If you happen to prefer an open mind, it was tough to find President Trump’s much-maligned Salute to America speech on television last night. True, I live in Washington and I could have solved the problem by getting up from my chair and going to the Lincoln Memorial.
Rain, a dislike of crowds and sloth kept me in front of the tube, but Fox News came to the rescue. As far as I could tell, with some unscientific channel surfing, no other network carried the speech. This might well have been a fair-minded media decision because I detected no news, at least no current news, but there was some insight and, for some people, that has a news value.
Litanies of military history and recitations of wartime successes by the President reading from his teleprompter provide no insight, but the event itself does. My news feed this morning is filled with snide references to aerial attacks on airports during the Revolution but includes few references to those enjoying the flyovers and flag waving. My news feed does not cater to the average American.
Those who hate the President got their wish for rain but there was no deluge. The clouds were thick but not low enough to obscure the airplanes and helicopters that flew over the mall precisely timed to dovetail into the speech. There were huge transparent panels between the TV cameras and the podium. Raindrops from previous downpours remained to distract the viewers and call attention to the need for security.
The view through the presumably bulletproof but transparent barrier was an ongoing reminder of yet another reason not to watch the event live. The United States of America in 2019 does not lack for nut jobs who might have an interest in attention-getting mayhem. I have no idea the size of the crowd and have preplanned my eye rolling for any stories on the subject, but a good rule of life is “the larger the crowd the greater the chance of a nut job.”
What is the insight that was accidentally ignored by Fox and intentionally ignored by the other networks?
Patriotism is for peasants (a little used word intentionally chosen) not for the sophisticated elites who like telling others what to think. Insight alert: there are more peasants than elites and, in a democracy, more votes beat fewer.
It is entirely possible that both political parties actually hate their voters. (That was an understatement, as many believe it is not only possible but also a certainty.) If I had to make a living doing the stupid things political operatives have to do, I might easily hate the voters too, but treating them like peasants does not seem like the best way to win them over.
That problem is actually worse today because whole categories voters have shifted parties. Middle American working class voters were reliably Democrats but are now increasingly Republican. The most successful, who might once have been country club Republicans, are now Democrats. Neither party seems to know how to deal with the shift.
Much attention is paid to the importance of democracy including hand-over-heart, eyes-half-closed invocations of “our democracy” but political opinion meisters seem to miss an important point. There are many more patriotic voters than there are tweeters.
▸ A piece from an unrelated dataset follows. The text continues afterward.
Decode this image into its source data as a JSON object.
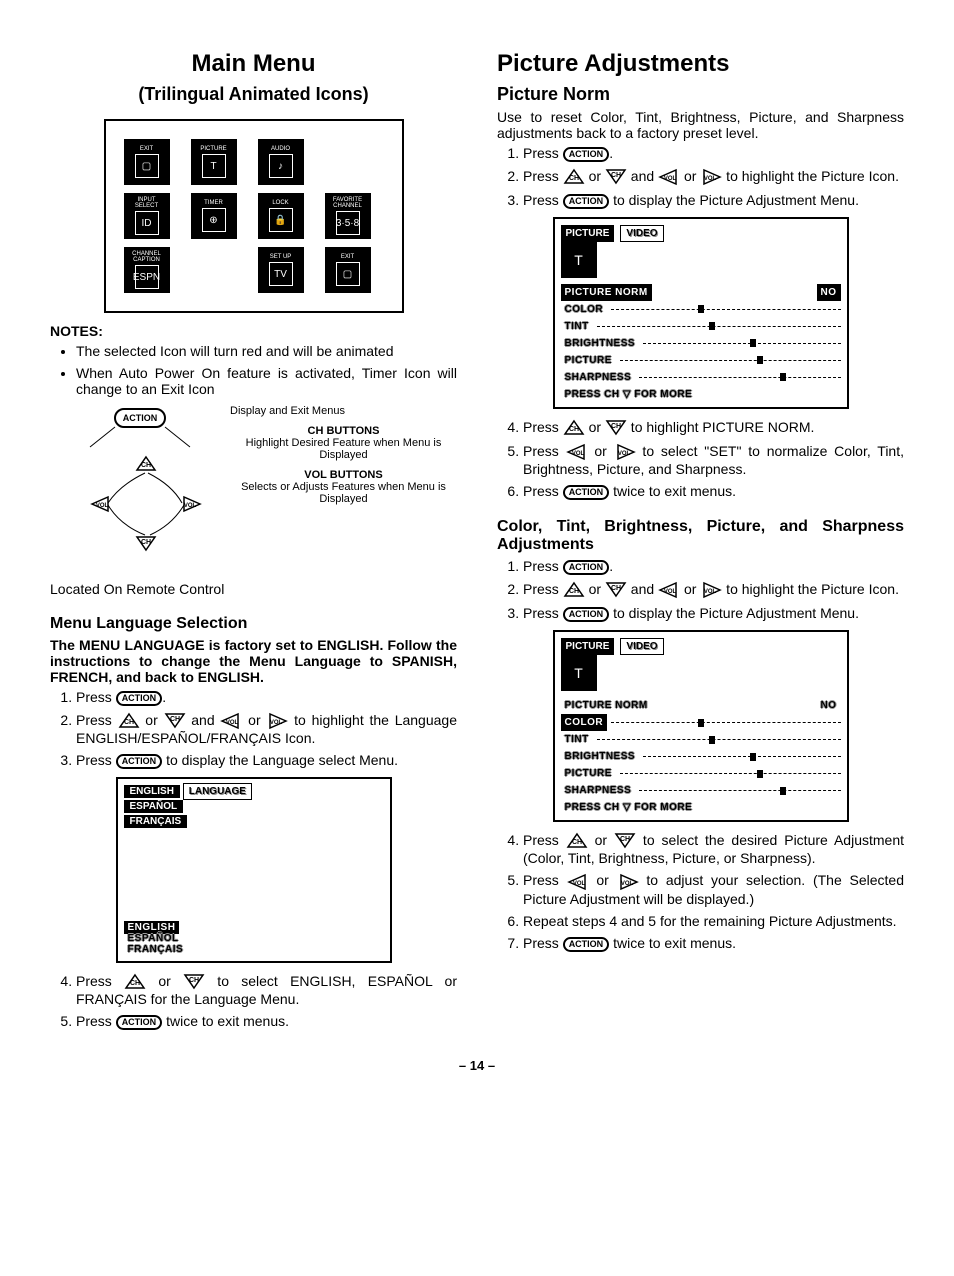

There are many more useful (yes, the electoral college still counts) votes between the coastal ribbons of blue than in the ribbons themselves.
Those who would prefer to beat President Trump in 2020 had better figure out how to out market him. We elites might think that patriotism is for peasants but the peasants don’t see it that way. Based on my observations, they like their patriotism and this could also be seen later in the evening on the PBS Boston Pops fireworks spectacle at the mouth of the Charles River. If there is a geographic epicenter of American elitism it is probably within walking distance of that venue.
It is hard to see a path for a Republican challenger to Donald Trump though I would love to have Bill Weld find some traction. Likely, it will be up to the Democrats to find a meaningful 2020 opponent. I suspect that candidate will need to have a plan to appeal to voters for whom patriotism is more important than grievance.
It is possible that the elite networks that chose to stick to their game shows rather than broadcast the President’s speech will come to regret that decision but don’t expect to hear them say so. It is always easiest when defeat can be blamed on someone else.
Next time you hear an “I’m fighting for you” grievance speech, ask yourself if there might not be more flag wavers than aggrieved.
People like to feel good about themselves. If that were not the case, there would be no need for religious admonitions against pride. Nor would there be a marketplace for motivational speakers.
President Trump understands this better than his opponents who seem to have some catching up to do.